Recorded data:

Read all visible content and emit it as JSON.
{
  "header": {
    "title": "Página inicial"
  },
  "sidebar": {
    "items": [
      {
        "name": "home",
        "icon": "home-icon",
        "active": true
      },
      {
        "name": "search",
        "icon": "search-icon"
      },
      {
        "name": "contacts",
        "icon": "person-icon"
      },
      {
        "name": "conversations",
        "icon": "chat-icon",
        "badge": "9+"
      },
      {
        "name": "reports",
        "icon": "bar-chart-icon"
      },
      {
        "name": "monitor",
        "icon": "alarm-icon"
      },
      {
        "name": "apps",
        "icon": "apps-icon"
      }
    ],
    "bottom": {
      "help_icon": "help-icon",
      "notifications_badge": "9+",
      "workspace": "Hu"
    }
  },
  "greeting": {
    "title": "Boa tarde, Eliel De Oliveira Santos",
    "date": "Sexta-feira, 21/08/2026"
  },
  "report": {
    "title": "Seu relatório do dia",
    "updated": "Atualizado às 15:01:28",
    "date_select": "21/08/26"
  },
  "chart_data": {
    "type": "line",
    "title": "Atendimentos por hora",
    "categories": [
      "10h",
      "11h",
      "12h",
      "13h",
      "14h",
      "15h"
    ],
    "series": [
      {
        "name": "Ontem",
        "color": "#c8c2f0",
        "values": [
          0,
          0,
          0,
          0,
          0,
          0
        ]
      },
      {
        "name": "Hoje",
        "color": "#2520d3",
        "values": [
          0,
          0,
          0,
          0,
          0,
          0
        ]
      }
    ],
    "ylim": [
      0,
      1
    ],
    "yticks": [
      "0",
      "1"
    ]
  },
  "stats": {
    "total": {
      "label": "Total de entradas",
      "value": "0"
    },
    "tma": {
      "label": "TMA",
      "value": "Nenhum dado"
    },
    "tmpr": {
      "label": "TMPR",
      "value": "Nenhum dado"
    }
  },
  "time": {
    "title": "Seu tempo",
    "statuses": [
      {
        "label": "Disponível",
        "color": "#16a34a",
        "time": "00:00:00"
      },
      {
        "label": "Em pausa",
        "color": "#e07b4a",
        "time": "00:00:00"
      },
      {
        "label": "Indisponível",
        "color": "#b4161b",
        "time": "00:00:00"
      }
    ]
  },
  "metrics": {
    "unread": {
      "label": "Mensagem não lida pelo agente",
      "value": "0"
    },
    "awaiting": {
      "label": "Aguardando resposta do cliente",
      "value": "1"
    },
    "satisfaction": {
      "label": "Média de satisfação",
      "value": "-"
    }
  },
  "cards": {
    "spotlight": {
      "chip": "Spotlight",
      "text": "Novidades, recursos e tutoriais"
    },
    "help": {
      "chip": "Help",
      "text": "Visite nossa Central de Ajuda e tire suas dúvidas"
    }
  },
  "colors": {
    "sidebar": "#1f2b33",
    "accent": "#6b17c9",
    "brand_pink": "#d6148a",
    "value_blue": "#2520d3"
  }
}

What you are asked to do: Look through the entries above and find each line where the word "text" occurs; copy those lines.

Your response:
      "text": "Novidades, recursos e tutoriais"
      "text": "Visite nossa Central de Ajuda e tire suas dúvidas"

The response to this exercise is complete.